3. Wash and dry kale throughly (Salad spinners do the job.)
4. Toss with olive oil, salt, pepper & nutritional yeast to get a cheezy effect. (A little salt can go a long way.)
5. Place in a single layer on baking sheet. Bake for 15 minutes, turning chips half way through.
6. Let cool, and snack away!
One of the things I tell my clients when beginning an Ayurveda lifestyle, is to pick the things that sound doable. Don’t fret about trying to tackle the whole list. I let oil pulling marinate in my routine lineup before taking action. Something about swishing oil in my mouth for 15 minutes didn’t fit into my life. But being the amazing consumer that I am, within seconds of seeing it on the shelf in Whole Foods, it was in my cart.
Besides the obvious super charged mouth refresher that it is, the other benefits are what sold me. It improves whiteness of your teeth (yes, you no longer have to sit in the irritating pain that white strips bring.) It can also help prevent disease. What, how? Many diseases sneak in through your mouth, so by releasing the bacteria and eliminating toxins as soon as they enter, you set yourself up for success. How lucky we are to have all these tools to help us feel our best.
So are you in? I use Dale Audrey Ayurveda Oral Pulling Rinse, which I love. Begin by swishing one teaspoon around in your mouth, pulling through your teeth for about 15 minutes. The organic ingredients in the product will leave you feeling refreshed with a natural taste. After you release the oil, rinse your mouth with warm water and then brush those pearly whites.
Have you ever tried oil pulling? What do you think?
Wait.. Before you click out of the page because running makes you want to throw a temper tantrum, know that past Mairi would be doing the same thing. Six months ago the thought of running made me instantly hate anyone that ran. I constantly thought no way they really enjoy it. How could you possibly not be miserable the whole time?
But something inside of me kept saying you will live a more balanced life if you start running (I’ve got some Kapha in me). The same voice that told me veggies and fruit would bring me more happiness then chicken fingers.
When I finally accepted this, I put running on my radar. I printed a run sheet that was left untouched, I asked runners for advice and I woke up every morning telling myself I would run three miles. This went on for a good four months. Then it started. Slowly & surely I would lace up the ole sneaks to hit the pavement. Some days I would enjoy it other times anger would engulf my body.

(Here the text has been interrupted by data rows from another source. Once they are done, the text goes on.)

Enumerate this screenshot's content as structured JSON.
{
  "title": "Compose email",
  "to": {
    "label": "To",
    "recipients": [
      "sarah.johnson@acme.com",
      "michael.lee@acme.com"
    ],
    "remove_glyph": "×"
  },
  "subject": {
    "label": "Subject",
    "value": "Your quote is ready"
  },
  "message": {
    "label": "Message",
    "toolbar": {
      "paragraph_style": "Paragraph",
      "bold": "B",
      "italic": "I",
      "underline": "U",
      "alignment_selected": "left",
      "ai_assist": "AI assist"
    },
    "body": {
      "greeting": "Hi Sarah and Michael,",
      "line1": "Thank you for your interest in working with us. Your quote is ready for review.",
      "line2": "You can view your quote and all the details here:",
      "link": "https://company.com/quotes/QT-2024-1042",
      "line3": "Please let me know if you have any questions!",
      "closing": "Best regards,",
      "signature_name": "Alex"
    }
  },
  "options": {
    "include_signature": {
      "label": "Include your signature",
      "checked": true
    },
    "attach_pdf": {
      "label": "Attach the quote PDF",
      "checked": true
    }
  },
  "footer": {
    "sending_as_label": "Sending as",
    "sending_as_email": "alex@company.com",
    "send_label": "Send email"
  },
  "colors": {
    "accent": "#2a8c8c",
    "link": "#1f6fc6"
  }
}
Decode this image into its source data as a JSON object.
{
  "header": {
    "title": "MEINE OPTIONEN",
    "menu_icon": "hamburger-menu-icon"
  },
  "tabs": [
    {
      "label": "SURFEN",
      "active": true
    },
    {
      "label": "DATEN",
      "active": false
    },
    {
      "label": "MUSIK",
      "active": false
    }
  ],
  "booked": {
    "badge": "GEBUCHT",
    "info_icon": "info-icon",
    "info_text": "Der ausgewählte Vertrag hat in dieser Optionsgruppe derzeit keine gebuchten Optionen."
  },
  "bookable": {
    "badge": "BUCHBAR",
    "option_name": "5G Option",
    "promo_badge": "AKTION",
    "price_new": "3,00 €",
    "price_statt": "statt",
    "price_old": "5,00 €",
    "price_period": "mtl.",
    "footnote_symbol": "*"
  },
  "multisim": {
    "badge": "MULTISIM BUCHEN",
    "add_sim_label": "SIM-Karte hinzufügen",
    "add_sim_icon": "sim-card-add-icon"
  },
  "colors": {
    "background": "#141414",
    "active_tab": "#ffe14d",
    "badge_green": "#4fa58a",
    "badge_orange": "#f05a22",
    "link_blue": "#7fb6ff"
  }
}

When I made the New Years resolution to run a mile everyday I had no expectations, nor did I put pressure on myself to run more. Now I find myself sitting on top of San Francisco hills, basking between rays of warm sun and a runners high and wonder how I thought for so long runners never actually liked to run.
It’s amazing what you can accomplish when you try something new, shift your beliefs and run into the unknown.
For a recap on Ayurveda methods for tackling cardio and what exercises are good for your dosha click here.